The titular Alaine, a first generation Haitian-American living in Miami, had never been to the homeland before being extra at school one too many times nearly got her expelled and packed off to stay with family in Cap Haitïen and intern at her Tati Estelle's nonprofit, PATRON PAL. Alaine Beauparlant is a raucous kid to begin with, but living with her doctor dad and playing second fiddle (or maybe third or fourth) to her mom's high profile journalist career may cause Alaine to act out more than is strictly necessary. That's my interpretation, anyway. When a bad thing happens to her mom, Alaine gets to spend more time with the famous Celeste Beauparlant. Secrets are revealed and mistakes are made. There's a romance that is mostly on the side, and that I could have done without, but I guess that's what makes YA YA.
I love that the book was written by sisters, one who majored in marketing and earned an MBA and the other, who was a women's studies major and has a master's in journalism. I'm curious about their writing process! And also about the fact that the MBA holder is the one with a bald head.
Alaine's naughty behavior at school, including a tongue-in-cheek telling of the Haitian Revolution reminds me of a snarky response to a chemistry test I was convinced I should use as my college application essay. Ah, privileged, know-it-all youth.
Alaine comes by her snarky communications generationally. He's an excerpt from her mother's high school diary
When I was young enough to still love [my father, Haiti's Minister of Communication], I'd watch as he would lean back in his chair and spin food shortages and riots into "slight agricultural setbacks" and "passionate gatherings." No one in the country believed a word that came out of his office, but he kept the press releases coming, convinced that his time to lead would come soon.
Alaine wants to be a journalist like her mother. Minister of Communications might seem like the opposite of journalism, but it's still writing.
Celeste takes apart a pundit's weirdo claim about the 2010 earthquake being somehow the result of voodoo, "So the countries behind hideous atrocities like colonizing occupied lands and raping and murdering their inhabitants and enslaving millions of people...what has been their retribution?" But that doesn't mean Dear Haiti is without vodou, that is painfully retributive.

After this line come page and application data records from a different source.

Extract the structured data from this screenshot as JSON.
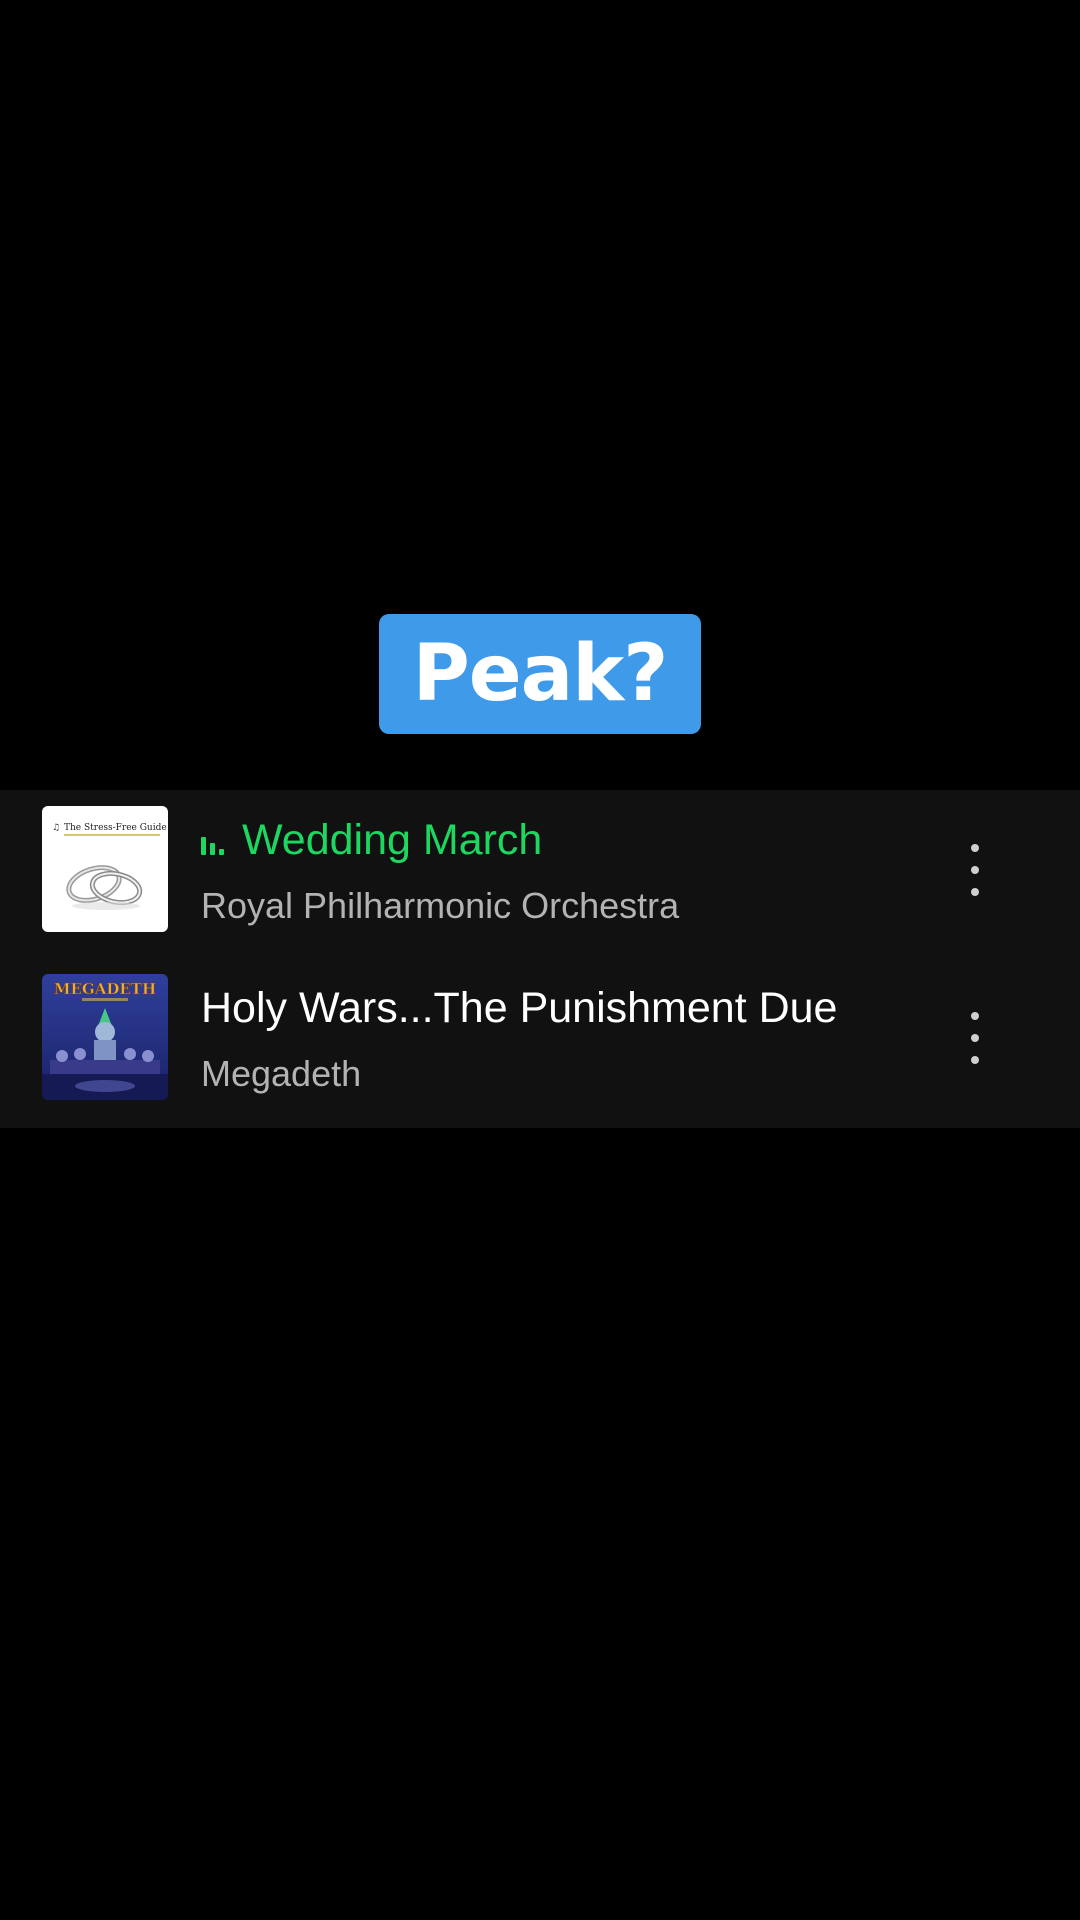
{
  "caption": {
    "text": "Peak?",
    "color": "#3f9be9"
  },
  "colors": {
    "background": "#000000",
    "list_background": "#111112",
    "accent_playing": "#1ed760",
    "title_default": "#ffffff",
    "artist": "#b3b3b3",
    "more_icon": "#cfcfcf"
  },
  "tracks": [
    {
      "title": "Wedding March",
      "artist": "Royal Philharmonic Orchestra",
      "playing": true,
      "cover_icon": "wedding-rings-album-cover",
      "cover_text": "The Stress-Free Guide"
    },
    {
      "title": "Holy Wars...The Punishment Due",
      "artist": "Megadeth",
      "playing": false,
      "cover_icon": "megadeth-rust-in-peace-album-cover",
      "cover_text": "MEGADETH"
    }
  ]
}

Alaine (and the Moulite sisters) share some fun (the opposite of fun) facts about Haitian tourism, which Alaine's aunt Estelle is minister of: Haiti earns just $9 per cruise ship visitor to Labadie, its luxury beach, where tourists come to enjoy the white sand, and do not venture beyond the artificial environment created for them. The real Haiti is a more honest place, as Alaine notes about an exchange between her father Jules, and his childhood friend.
"Well if it isn't Ti Blanc!" he said, referring to my dad as a "white man" the way Haitians routinely did expats or their children.
"Daniel. You have a beautiful family. How are you?" they clapped each other forcefully on the back."
"Not bad. Hungry--but what's new?" I always found it fascinating that Haitians were more likely to tell you the truth about their conditions. No "I'm fine" here, not when the children were so plainly thin."
Despite being about "the poorest nation in the Western hemisphere," as Haiti is repeatedly referred to, to the Beauparlant women's annoyance, Dear Haiti does lightness as well as handles its heavier material.